Sample Student Response The teenage brain seems to be a more complex system than adult brain. Their hormones and chemical balances go off the walls during that period of time. I mean even the tiniest thing can cause us to lose our flipping minds and freak out. For an example the chemical dopamine is released when something good happens to a teenager like finding money or getting a compliment these chemicals can make us feel amazing but other ones that are released can make us dreadful and down right disgusted with our self. Our bodies are affected by emotions but are controlled by chemicals that's why some things affect some people differently than others. You can't be a very emotional person if you're gonna join the military which also means your brain can't release too much of a chemical that releases sadness or irrational thoughts. And I agree with the article but our brains aren't affected by emotions they are affected situations. The situations cause the emotions or the spikes in certain chemicals such as dopamine. But people often forget that our emotions are real but they are purely chemical and they tend to misunderstand how the brain and body usually works. So maybe if people were to understand their brains and body more maybe they can control themselves more. Granted you can't change the chemicals balances by turning a faucet hose but you can THINK about a situation. (Circled words that need to be defined.)
Key Words (another student sample) -adolescence is a transitional stage of physical and psychology development that begins at the onset of puberty, usually between ages 11 and 13, and ends with adulthood -prefrontal cortex: the front portion of the brain, just behind the forehead, which controls executive functions in the brain. Next, the writer would insert these into the draft.

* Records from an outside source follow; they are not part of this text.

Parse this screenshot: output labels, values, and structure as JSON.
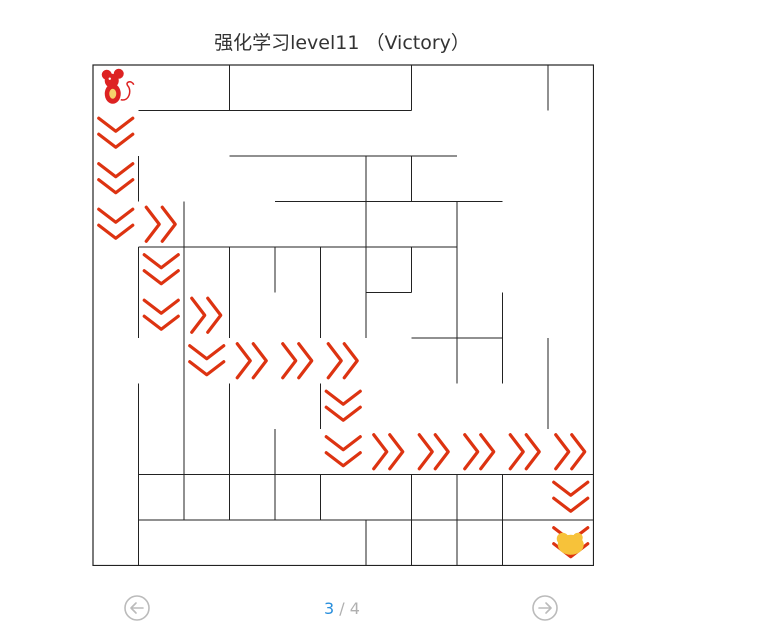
{
  "title": "强化学习level11 （Victory）",
  "pager": {
    "current": "3",
    "separator": " / ",
    "total": "4"
  },
  "icons": {
    "prev": "circle-arrow-left-icon",
    "next": "circle-arrow-right-icon",
    "agent": "mouse-icon",
    "goal": "cheese-icon",
    "path": "chevron-icon"
  },
  "colors": {
    "wall": "#222222",
    "arrow": "#dd3311",
    "goal": "#f7c23a",
    "mouse": "#dd2222",
    "nav": "#bbbbbb",
    "page_current": "#2a8fdc"
  },
  "maze": {
    "cols": 11,
    "rows": 11,
    "h_walls": [
      [
        1,
        1,
        2
      ],
      [
        4,
        1,
        8
      ],
      [
        10,
        1,
        11
      ],
      [
        9,
        1,
        10
      ],
      [
        1,
        2,
        5
      ],
      [
        9,
        2,
        11
      ],
      [
        4,
        3,
        6
      ],
      [
        10,
        3,
        11
      ],
      [
        0,
        5,
        4
      ],
      [
        4,
        7,
        7
      ],
      [
        10,
        6,
        11
      ],
      [
        0,
        6,
        1
      ],
      [
        1,
        7,
        2
      ],
      [
        0,
        8,
        1
      ],
      [
        0,
        9,
        1
      ],
      [
        3,
        9,
        4
      ],
      [
        2,
        8,
        3
      ],
      [
        6,
        9,
        7
      ],
      [
        9,
        9,
        10
      ],
      [
        10,
        10,
        11
      ],
      [
        5,
        7,
        6
      ],
      [
        7,
        8,
        8
      ]
    ],
    "v_walls": [
      [
        3,
        0,
        1
      ],
      [
        7,
        0,
        1
      ],
      [
        10,
        0,
        1
      ],
      [
        6,
        2,
        4
      ],
      [
        7,
        2,
        3
      ],
      [
        1,
        2,
        3
      ],
      [
        2,
        3,
        10
      ],
      [
        3,
        4,
        6
      ],
      [
        4,
        4,
        5
      ],
      [
        5,
        4,
        6
      ],
      [
        6,
        4,
        6
      ],
      [
        7,
        4,
        5
      ],
      [
        8,
        3,
        7
      ],
      [
        9,
        5,
        7
      ],
      [
        10,
        6,
        8
      ],
      [
        1,
        4,
        6
      ],
      [
        3,
        7,
        10
      ],
      [
        4,
        8,
        10
      ],
      [
        2,
        9,
        10
      ],
      [
        5,
        9,
        10
      ],
      [
        6,
        10,
        11
      ],
      [
        7,
        9,
        11
      ],
      [
        8,
        9,
        11
      ],
      [
        9,
        9,
        11
      ],
      [
        1,
        7,
        11
      ],
      [
        5,
        7,
        8
      ],
      [
        8,
        3,
        4
      ]
    ],
    "agent": [
      0,
      0
    ],
    "goal": [
      10,
      10
    ],
    "path": [
      [
        0,
        1,
        "down"
      ],
      [
        0,
        2,
        "down"
      ],
      [
        0,
        3,
        "down"
      ],
      [
        1,
        3,
        "right"
      ],
      [
        1,
        4,
        "down"
      ],
      [
        1,
        5,
        "down"
      ],
      [
        2,
        5,
        "right"
      ],
      [
        2,
        6,
        "down"
      ],
      [
        3,
        6,
        "right"
      ],
      [
        4,
        6,
        "right"
      ],
      [
        5,
        6,
        "right"
      ],
      [
        5,
        7,
        "down"
      ],
      [
        5,
        8,
        "down"
      ],
      [
        6,
        8,
        "right"
      ],
      [
        7,
        8,
        "right"
      ],
      [
        8,
        8,
        "right"
      ],
      [
        9,
        8,
        "right"
      ],
      [
        10,
        8,
        "right"
      ],
      [
        10,
        9,
        "down"
      ],
      [
        10,
        10,
        "down"
      ]
    ]
  }
}
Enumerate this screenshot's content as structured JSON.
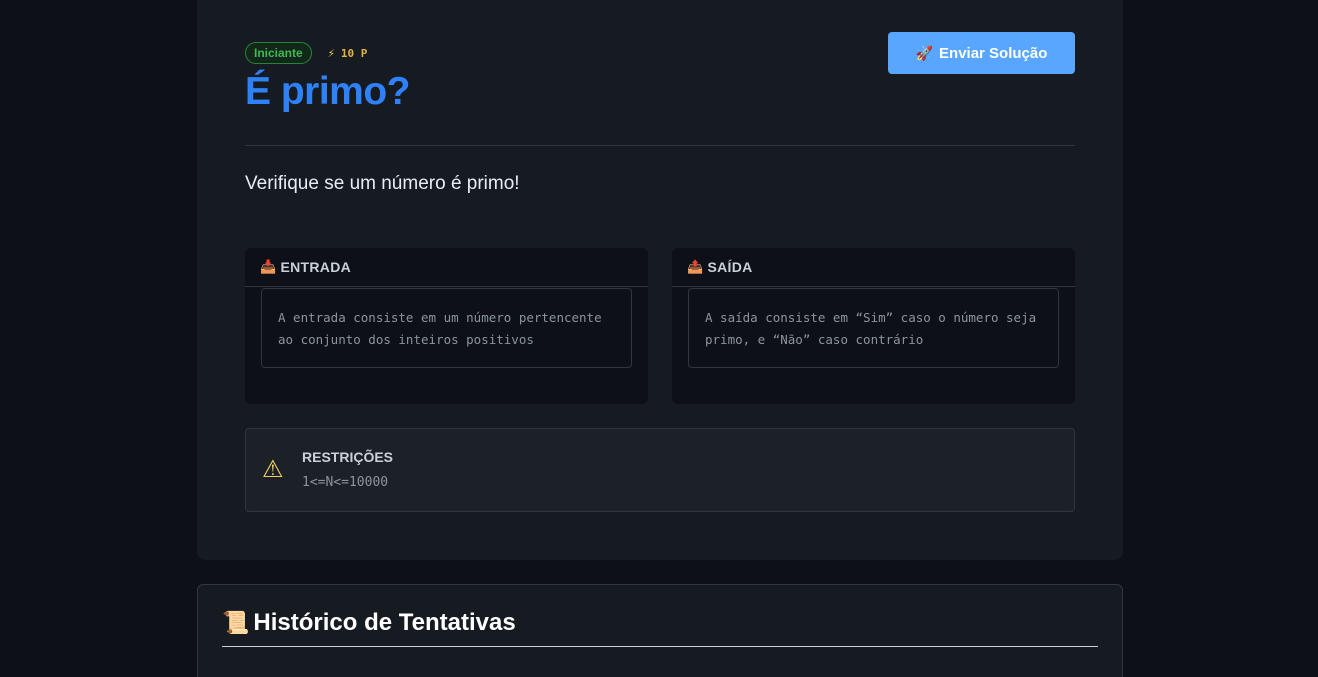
{
  "problem": {
    "level": "Iniciante",
    "points": "10 P",
    "title": "É primo?",
    "submit_label": "Enviar Solução",
    "description": "Verifique se um número é primo!",
    "entrada": {
      "label": "ENTRADA",
      "content": "A entrada consiste em um número pertencente ao conjunto dos inteiros positivos"
    },
    "saida": {
      "label": "SAÍDA",
      "content": "A saída consiste em “Sim” caso o número seja primo, e “Não” caso contrário"
    },
    "restrictions": {
      "label": "RESTRIÇÕES",
      "value": "1<=N<=10000"
    }
  },
  "history": {
    "title": "Histórico de Tentativas"
  },
  "icons": {
    "points": "lightning-icon",
    "submit": "rocket-icon",
    "entrada": "inbox-tray-icon",
    "saida": "outbox-tray-icon",
    "restrictions": "warning-icon",
    "history": "scroll-icon"
  },
  "colors": {
    "accent": "#2f81f7",
    "button": "#58a6ff",
    "level_badge": "#3fb950",
    "points": "#e3b341",
    "warning": "#f2cc60"
  }
}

Journal 12: Develop a concluding paragraph that leaves your reader thinking or that makes clear what you want readers to do, think, or believe.
Journal 13: Read through your draft. Does it flow? Are there things you need to add or take out? Paragraphs you want to switch around? Make changes. Then save this revised draft in your folder. In a later unit, you may decide to develop this piece further or to select another draft to turn into a published piece.